### The data
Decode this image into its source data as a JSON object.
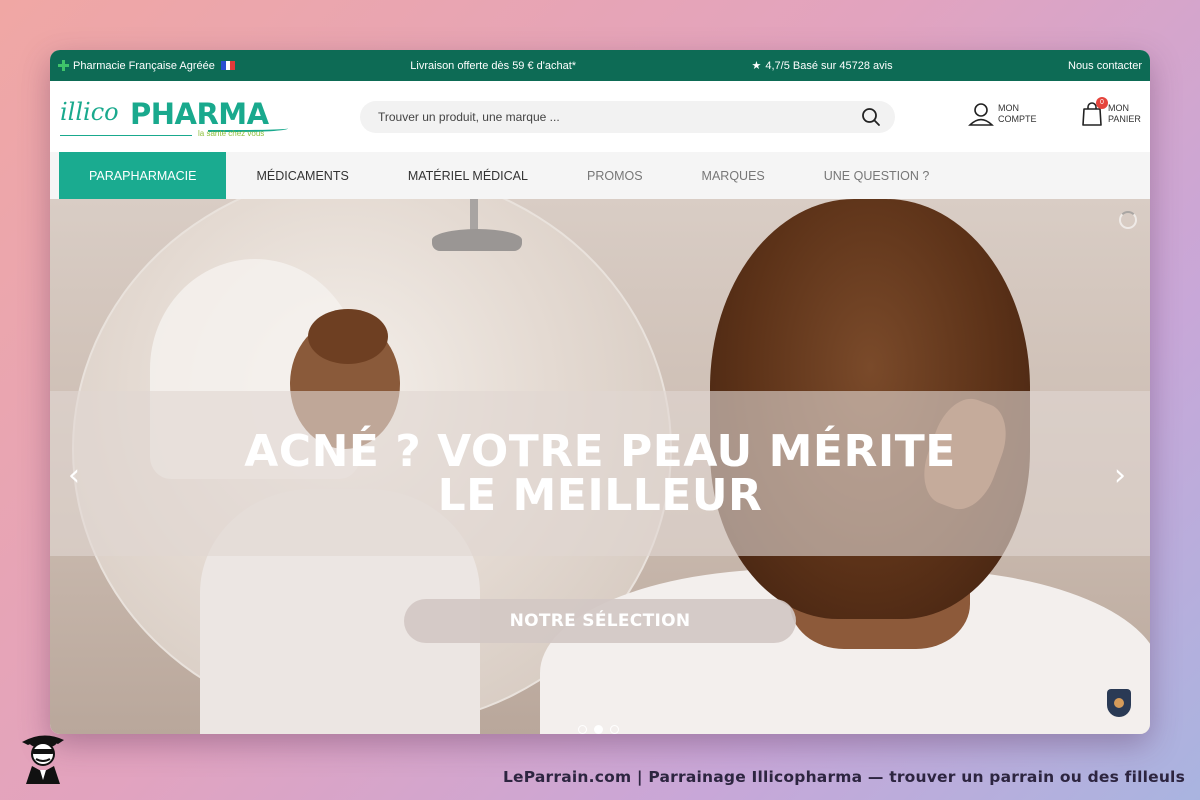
{
  "topbar": {
    "pharmacy": "Pharmacie Française Agréée",
    "delivery": "Livraison offerte dès 59 € d'achat*",
    "rating": "4,7/5 Basé sur 45728 avis",
    "contact": "Nous contacter"
  },
  "logo": {
    "part1": "illico",
    "part2": "PHARMA",
    "tagline": "la santé chez vous"
  },
  "search": {
    "placeholder": "Trouver un produit, une marque ..."
  },
  "account": {
    "line1": "MON",
    "line2": "COMPTE"
  },
  "cart": {
    "line1": "MON",
    "line2": "PANIER",
    "count": "0"
  },
  "nav": {
    "items": [
      {
        "label": "PARAPHARMACIE"
      },
      {
        "label": "MÉDICAMENTS"
      },
      {
        "label": "MATÉRIEL MÉDICAL"
      },
      {
        "label": "PROMOS"
      },
      {
        "label": "MARQUES"
      },
      {
        "label": "UNE QUESTION ?"
      }
    ]
  },
  "hero": {
    "title_line1": "ACNÉ ? VOTRE PEAU MÉRITE",
    "title_line2": "LE MEILLEUR",
    "cta": "NOTRE SÉLECTION",
    "slides": 3,
    "active_slide": 2
  },
  "footer": {
    "credit": "LeParrain.com | Parrainage Illicopharma — trouver un parrain ou des filleuls"
  },
  "colors": {
    "brand_green": "#0d6b55",
    "accent_teal": "#1aab90",
    "logo_lime": "#8dbf3b",
    "badge_red": "#e5443c"
  }
}
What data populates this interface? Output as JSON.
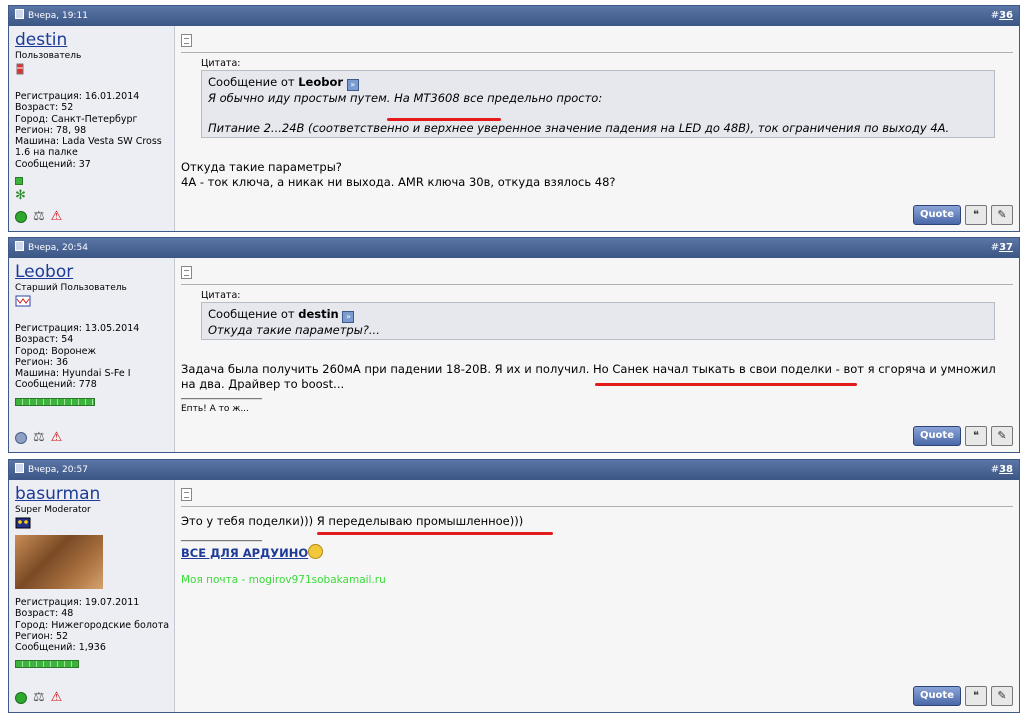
{
  "posts": [
    {
      "date": "Вчера, 19:11",
      "num_prefix": "#",
      "num": "36",
      "user": {
        "name": "destin",
        "title": "Пользователь",
        "info": [
          "Регистрация: 16.01.2014",
          "Возраст: 52",
          "Город: Санкт-Петербург",
          "Регион: 78, 98",
          "Машина: Lada Vesta SW Cross",
          "1.6 на палке",
          "Сообщений: 37"
        ]
      },
      "quote_label": "Цитата:",
      "quote_from": "Сообщение от",
      "quote_author": "Leobor",
      "quote_lines": [
        "Я обычно иду простым путем. На МТ3608 все предельно просто:",
        "",
        "Питание 2...24В (соответственно и верхнее уверенное значение падения на LED до 48В), ток ограничения по выходу 4А."
      ],
      "text_lines": [
        "Откуда такие параметры?",
        "4А - ток ключа, а никак ни выхода. AMR ключа 30в, откуда взялось 48?"
      ],
      "status": "online"
    },
    {
      "date": "Вчера, 20:54",
      "num_prefix": "#",
      "num": "37",
      "user": {
        "name": "Leobor",
        "title": "Старший Пользователь",
        "info": [
          "Регистрация: 13.05.2014",
          "Возраст: 54",
          "Город: Воронеж",
          "Регион: 36",
          "Машина: Hyundai S-Fe I",
          "Сообщений: 778"
        ]
      },
      "quote_label": "Цитата:",
      "quote_from": "Сообщение от",
      "quote_author": "destin",
      "quote_lines": [
        "Откуда такие параметры?..."
      ],
      "text_lines": [
        "Задача была получить 260мА при падении 18-20В. Я их и получил. Но Санек начал тыкать в свои поделки - вот я сгоряча и умножил",
        "на два. Драйвер то boost..."
      ],
      "signature_rule": "__________________",
      "signature": "Епть! А то ж...",
      "status": "offline"
    },
    {
      "date": "Вчера, 20:57",
      "num_prefix": "#",
      "num": "38",
      "user": {
        "name": "basurman",
        "title": "Super Moderator",
        "info": [
          "Регистрация: 19.07.2011",
          "Возраст: 48",
          "Город: Нижегородские болота",
          "Регион: 52",
          "Сообщений: 1,936"
        ]
      },
      "text_lines": [
        "Это у тебя поделки))) Я переделываю промышленное)))"
      ],
      "signature_rule": "__________________",
      "signature_link": "ВСЕ ДЛЯ АРДУИНО",
      "signature_mail": "Моя почта - mogirov971sobakamail.ru",
      "status": "online"
    }
  ],
  "buttons": {
    "quote": "Quote"
  },
  "icons": {
    "post_doc": "document-icon",
    "online": "online-status-icon",
    "offline": "offline-status-icon",
    "reputation": "scales-icon",
    "report": "warning-icon",
    "multiquote": "multiquote-icon",
    "edit": "edit-icon"
  },
  "colors": {
    "header_bg": "#3b5685",
    "username": "#1d3b97",
    "annotation_red": "#e31b1b",
    "signature_green": "#3adb3a"
  }
}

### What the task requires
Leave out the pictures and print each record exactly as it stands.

### Answer section
Decode this image into its source data as a JSON object.
{
  "topbar": {
    "pharmacy": "Pharmacie Française Agréée",
    "delivery": "Livraison offerte dès 59 € d'achat*",
    "rating": "4,7/5 Basé sur 45728 avis",
    "contact": "Nous contacter"
  },
  "logo": {
    "part1": "illico",
    "part2": "PHARMA",
    "tagline": "la santé chez vous"
  },
  "search": {
    "placeholder": "Trouver un produit, une marque ..."
  },
  "account": {
    "line1": "MON",
    "line2": "COMPTE"
  },
  "cart": {
    "line1": "MON",
    "line2": "PANIER",
    "count": "0"
  },
  "nav": {
    "items": [
      {
        "label": "PARAPHARMACIE"
      },
      {
        "label": "MÉDICAMENTS"
      },
      {
        "label": "MATÉRIEL MÉDICAL"
      },
      {
        "label": "PROMOS"
      },
      {
        "label": "MARQUES"
      },
      {
        "label": "UNE QUESTION ?"
      }
    ]
  },
  "hero": {
    "title_line1": "ACNÉ ? VOTRE PEAU MÉRITE",
    "title_line2": "LE MEILLEUR",
    "cta": "NOTRE SÉLECTION",
    "slides": 3,
    "active_slide": 2
  },
  "footer": {
    "credit": "LeParrain.com | Parrainage Illicopharma — trouver un parrain ou des filleuls"
  },
  "colors": {
    "brand_green": "#0d6b55",
    "accent_teal": "#1aab90",
    "logo_lime": "#8dbf3b",
    "badge_red": "#e5443c"
  }
}
What data populates this interface? Output as JSON.
{
  "posts": [
    {
      "date": "Вчера, 19:11",
      "num_prefix": "#",
      "num": "36",
      "user": {
        "name": "destin",
        "title": "Пользователь",
        "info": [
          "Регистрация: 16.01.2014",
          "Возраст: 52",
          "Город: Санкт-Петербург",
          "Регион: 78, 98",
          "Машина: Lada Vesta SW Cross",
          "1.6 на палке",
          "Сообщений: 37"
        ]
      },
      "quote_label": "Цитата:",
      "quote_from": "Сообщение от",
      "quote_author": "Leobor",
      "quote_lines": [
        "Я обычно иду простым путем. На МТ3608 все предельно просто:",
        "",
        "Питание 2...24В (соответственно и верхнее уверенное значение падения на LED до 48В), ток ограничения по выходу 4А."
      ],
      "text_lines": [
        "Откуда такие параметры?",
        "4А - ток ключа, а никак ни выхода. AMR ключа 30в, откуда взялось 48?"
      ],
      "status": "online"
    },
    {
      "date": "Вчера, 20:54",
      "num_prefix": "#",
      "num": "37",
      "user": {
        "name": "Leobor",
        "title": "Старший Пользователь",
        "info": [
          "Регистрация: 13.05.2014",
          "Возраст: 54",
          "Город: Воронеж",
          "Регион: 36",
          "Машина: Hyundai S-Fe I",
          "Сообщений: 778"
        ]
      },
      "quote_label": "Цитата:",
      "quote_from": "Сообщение от",
      "quote_author": "destin",
      "quote_lines": [
        "Откуда такие параметры?..."
      ],
      "text_lines": [
        "Задача была получить 260мА при падении 18-20В. Я их и получил. Но Санек начал тыкать в свои поделки - вот я сгоряча и умножил",
        "на два. Драйвер то boost..."
      ],
      "signature_rule": "__________________",
      "signature": "Епть! А то ж...",
      "status": "offline"
    },
    {
      "date": "Вчера, 20:57",
      "num_prefix": "#",
      "num": "38",
      "user": {
        "name": "basurman",
        "title": "Super Moderator",
        "info": [
          "Регистрация: 19.07.2011",
          "Возраст: 48",
          "Город: Нижегородские болота",
          "Регион: 52",
          "Сообщений: 1,936"
        ]
      },
      "text_lines": [
        "Это у тебя поделки))) Я переделываю промышленное)))"
      ],
      "signature_rule": "__________________",
      "signature_link": "ВСЕ ДЛЯ АРДУИНО",
      "signature_mail": "Моя почта - mogirov971sobakamail.ru",
      "status": "online"
    }
  ],
  "buttons": {
    "quote": "Quote"
  },
  "icons": {
    "post_doc": "document-icon",
    "online": "online-status-icon",
    "offline": "offline-status-icon",
    "reputation": "scales-icon",
    "report": "warning-icon",
    "multiquote": "multiquote-icon",
    "edit": "edit-icon"
  },
  "colors": {
    "header_bg": "#3b5685",
    "username": "#1d3b97",
    "annotation_red": "#e31b1b",
    "signature_green": "#3adb3a"
  }
}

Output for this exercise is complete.